[Data records for software interfaces]
____________

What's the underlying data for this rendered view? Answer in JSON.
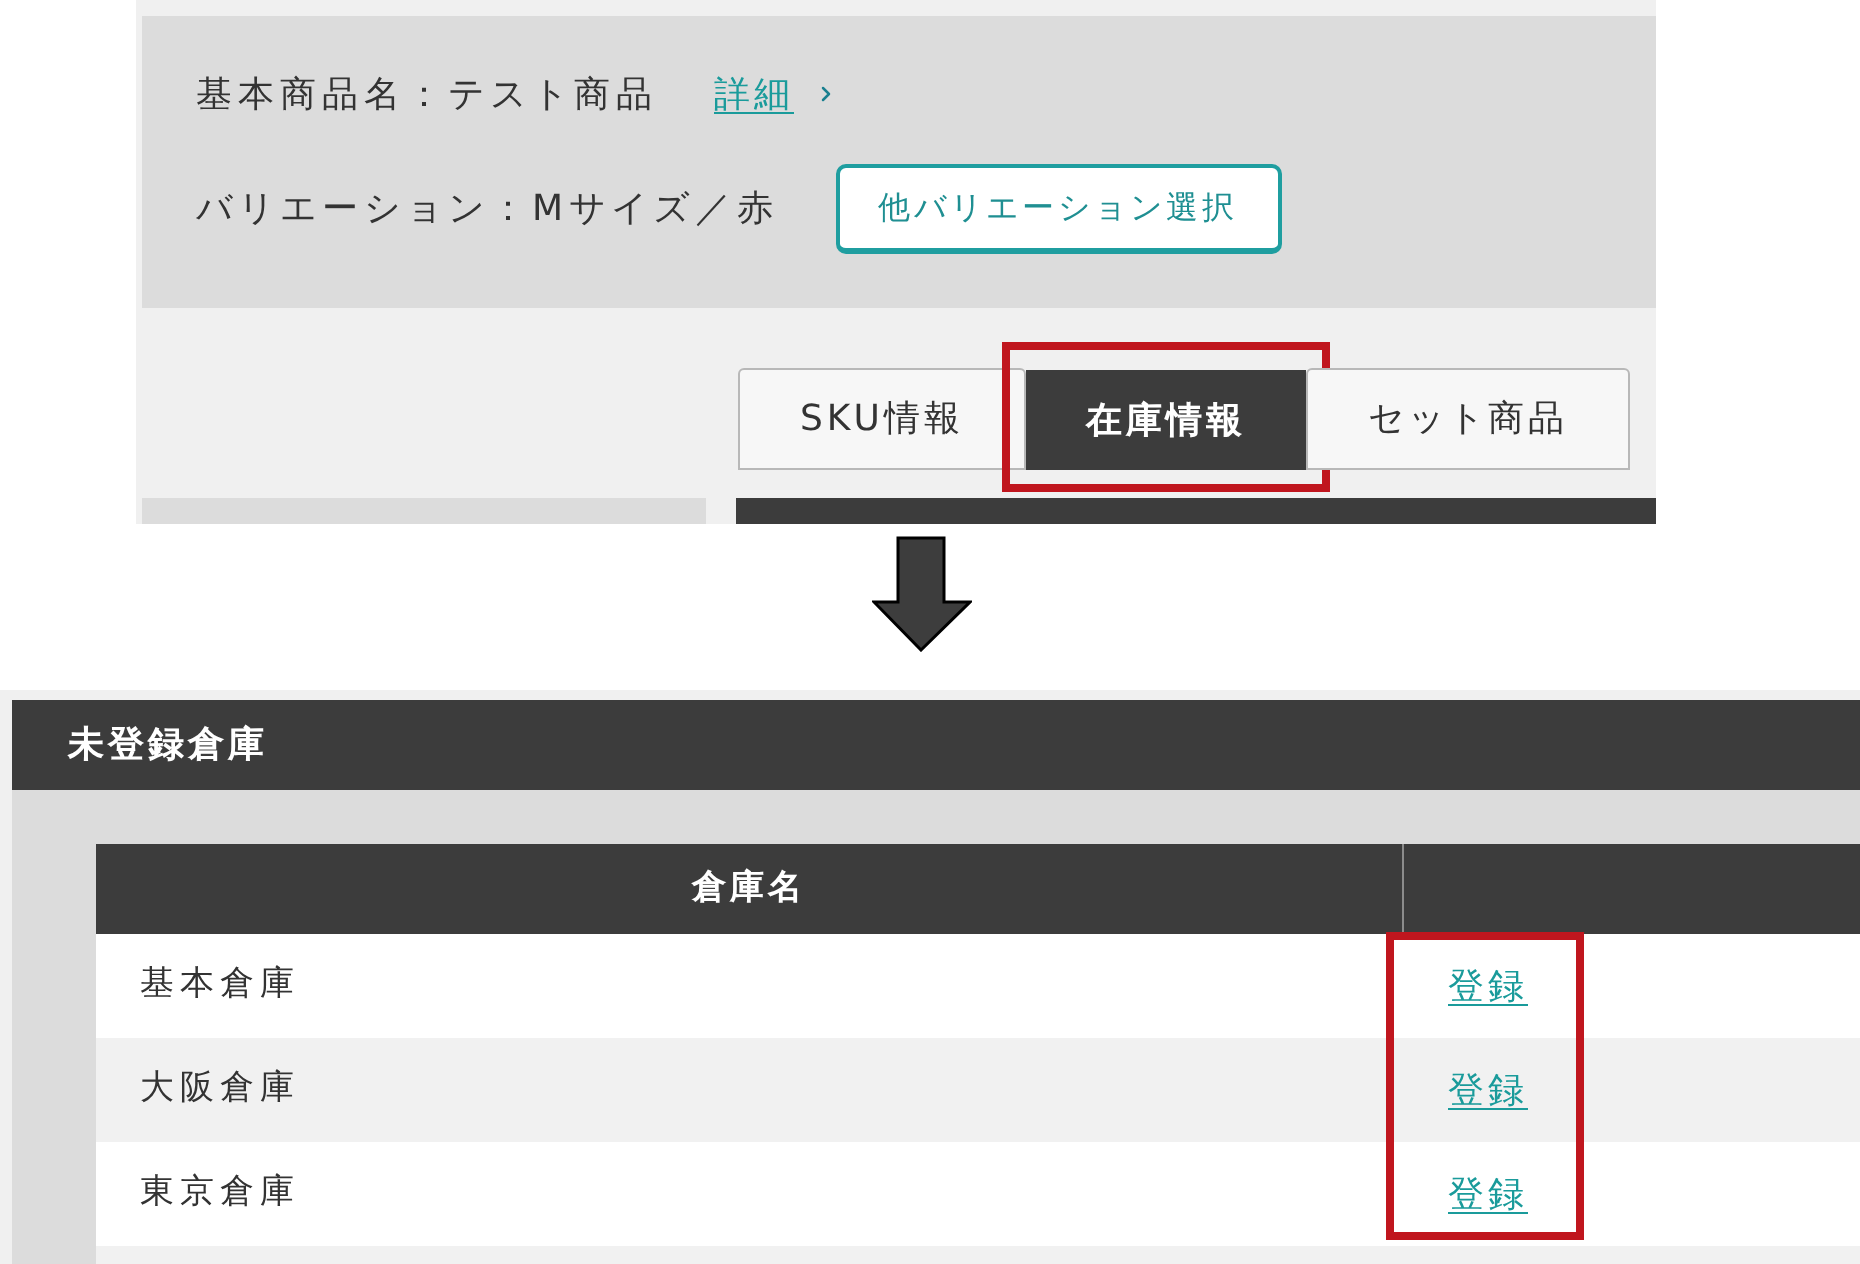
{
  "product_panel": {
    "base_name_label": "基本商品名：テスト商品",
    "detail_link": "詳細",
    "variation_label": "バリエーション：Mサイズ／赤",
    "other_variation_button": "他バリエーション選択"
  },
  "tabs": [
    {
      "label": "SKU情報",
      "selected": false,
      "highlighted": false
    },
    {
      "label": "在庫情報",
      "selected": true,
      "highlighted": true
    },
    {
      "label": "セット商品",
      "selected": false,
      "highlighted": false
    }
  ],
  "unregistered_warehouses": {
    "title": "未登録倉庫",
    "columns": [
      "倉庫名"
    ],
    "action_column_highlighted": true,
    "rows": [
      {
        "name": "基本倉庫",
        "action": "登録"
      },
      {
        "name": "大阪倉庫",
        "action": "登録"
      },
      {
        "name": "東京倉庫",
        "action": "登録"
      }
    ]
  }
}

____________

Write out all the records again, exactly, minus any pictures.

### Solution for this exercise:
What's the underlying data for this rendered view? Answer in JSON.
{
  "product_panel": {
    "base_name_label": "基本商品名：テスト商品",
    "detail_link": "詳細",
    "variation_label": "バリエーション：Mサイズ／赤",
    "other_variation_button": "他バリエーション選択"
  },
  "tabs": [
    {
      "label": "SKU情報",
      "selected": false,
      "highlighted": false
    },
    {
      "label": "在庫情報",
      "selected": true,
      "highlighted": true
    },
    {
      "label": "セット商品",
      "selected": false,
      "highlighted": false
    }
  ],
  "unregistered_warehouses": {
    "title": "未登録倉庫",
    "columns": [
      "倉庫名"
    ],
    "action_column_highlighted": true,
    "rows": [
      {
        "name": "基本倉庫",
        "action": "登録"
      },
      {
        "name": "大阪倉庫",
        "action": "登録"
      },
      {
        "name": "東京倉庫",
        "action": "登録"
      }
    ]
  }
}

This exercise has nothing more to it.